START Material for this exercise

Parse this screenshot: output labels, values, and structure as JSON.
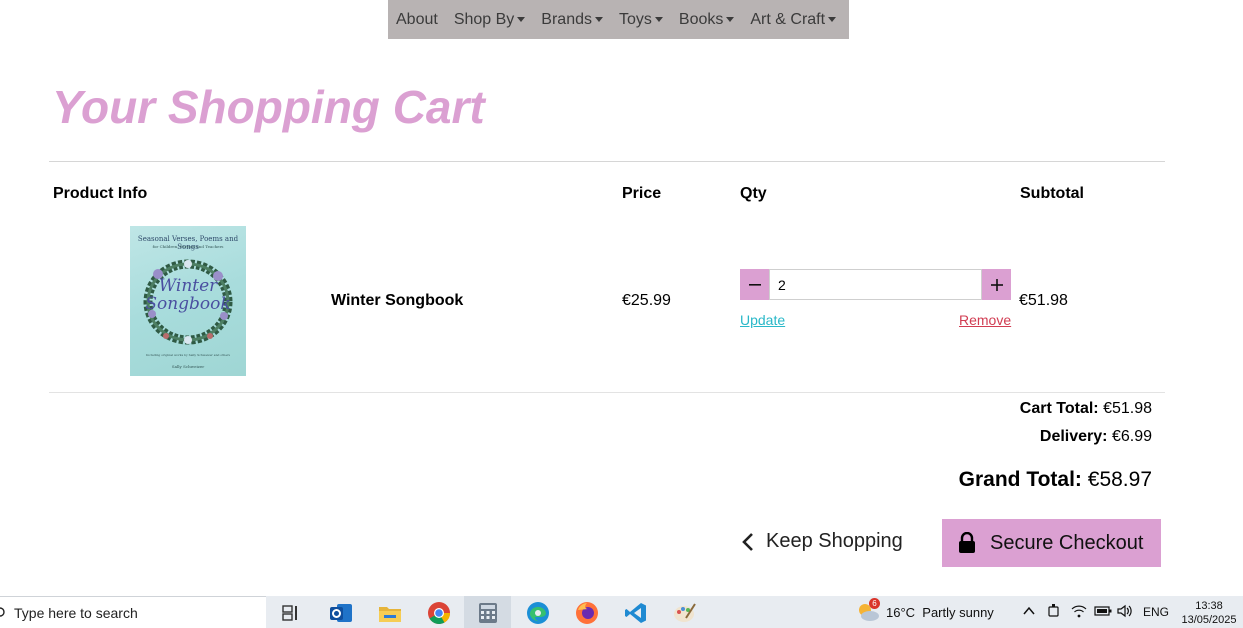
{
  "nav": {
    "items": [
      {
        "label": "About",
        "dropdown": false
      },
      {
        "label": "Shop By",
        "dropdown": true
      },
      {
        "label": "Brands",
        "dropdown": true
      },
      {
        "label": "Toys",
        "dropdown": true
      },
      {
        "label": "Books",
        "dropdown": true
      },
      {
        "label": "Art & Craft",
        "dropdown": true
      }
    ]
  },
  "page": {
    "title": "Your Shopping Cart"
  },
  "cart": {
    "headers": {
      "product": "Product Info",
      "price": "Price",
      "qty": "Qty",
      "subtotal": "Subtotal"
    },
    "item": {
      "name": "Winter Songbook",
      "price": "€25.99",
      "quantity": "2",
      "subtotal": "€51.98",
      "update_label": "Update",
      "remove_label": "Remove",
      "cover": {
        "top_text": "Seasonal Verses, Poems and Songs",
        "sub_text": "for Children, Parents and Teachers",
        "title_line1": "Winter",
        "title_line2": "Songbook",
        "foot_text": "Including original works by Sally Schweizer and others",
        "author": "Sally Schweizer"
      }
    },
    "totals": {
      "cart_total_label": "Cart Total:",
      "cart_total_value": "€51.98",
      "delivery_label": "Delivery:",
      "delivery_value": "€6.99",
      "grand_total_label": "Grand Total:",
      "grand_total_value": "€58.97"
    },
    "actions": {
      "keep_shopping": "Keep Shopping",
      "checkout": "Secure Checkout"
    }
  },
  "colors": {
    "accent": "#dba0d2",
    "nav_bg": "#b8b3b3",
    "update_link": "#29b8c8",
    "remove_link": "#d13c52"
  },
  "taskbar": {
    "search_placeholder": "Type here to search",
    "weather_badge": "6",
    "weather": "16°C  Partly sunny",
    "language": "ENG",
    "time": "13:38",
    "date": "13/05/2025",
    "apps": [
      "task-view-icon",
      "outlook-icon",
      "file-explorer-icon",
      "chrome-icon",
      "calculator-icon",
      "edge-icon",
      "firefox-icon",
      "vscode-icon",
      "paint-icon"
    ]
  }
}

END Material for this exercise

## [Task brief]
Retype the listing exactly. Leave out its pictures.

## [The answer]
Parse this screenshot: output labels, values, and structure as JSON.
{
  "nav": {
    "items": [
      {
        "label": "About",
        "dropdown": false
      },
      {
        "label": "Shop By",
        "dropdown": true
      },
      {
        "label": "Brands",
        "dropdown": true
      },
      {
        "label": "Toys",
        "dropdown": true
      },
      {
        "label": "Books",
        "dropdown": true
      },
      {
        "label": "Art & Craft",
        "dropdown": true
      }
    ]
  },
  "page": {
    "title": "Your Shopping Cart"
  },
  "cart": {
    "headers": {
      "product": "Product Info",
      "price": "Price",
      "qty": "Qty",
      "subtotal": "Subtotal"
    },
    "item": {
      "name": "Winter Songbook",
      "price": "€25.99",
      "quantity": "2",
      "subtotal": "€51.98",
      "update_label": "Update",
      "remove_label": "Remove",
      "cover": {
        "top_text": "Seasonal Verses, Poems and Songs",
        "sub_text": "for Children, Parents and Teachers",
        "title_line1": "Winter",
        "title_line2": "Songbook",
        "foot_text": "Including original works by Sally Schweizer and others",
        "author": "Sally Schweizer"
      }
    },
    "totals": {
      "cart_total_label": "Cart Total:",
      "cart_total_value": "€51.98",
      "delivery_label": "Delivery:",
      "delivery_value": "€6.99",
      "grand_total_label": "Grand Total:",
      "grand_total_value": "€58.97"
    },
    "actions": {
      "keep_shopping": "Keep Shopping",
      "checkout": "Secure Checkout"
    }
  },
  "colors": {
    "accent": "#dba0d2",
    "nav_bg": "#b8b3b3",
    "update_link": "#29b8c8",
    "remove_link": "#d13c52"
  },
  "taskbar": {
    "search_placeholder": "Type here to search",
    "weather_badge": "6",
    "weather": "16°C  Partly sunny",
    "language": "ENG",
    "time": "13:38",
    "date": "13/05/2025",
    "apps": [
      "task-view-icon",
      "outlook-icon",
      "file-explorer-icon",
      "chrome-icon",
      "calculator-icon",
      "edge-icon",
      "firefox-icon",
      "vscode-icon",
      "paint-icon"
    ]
  }
}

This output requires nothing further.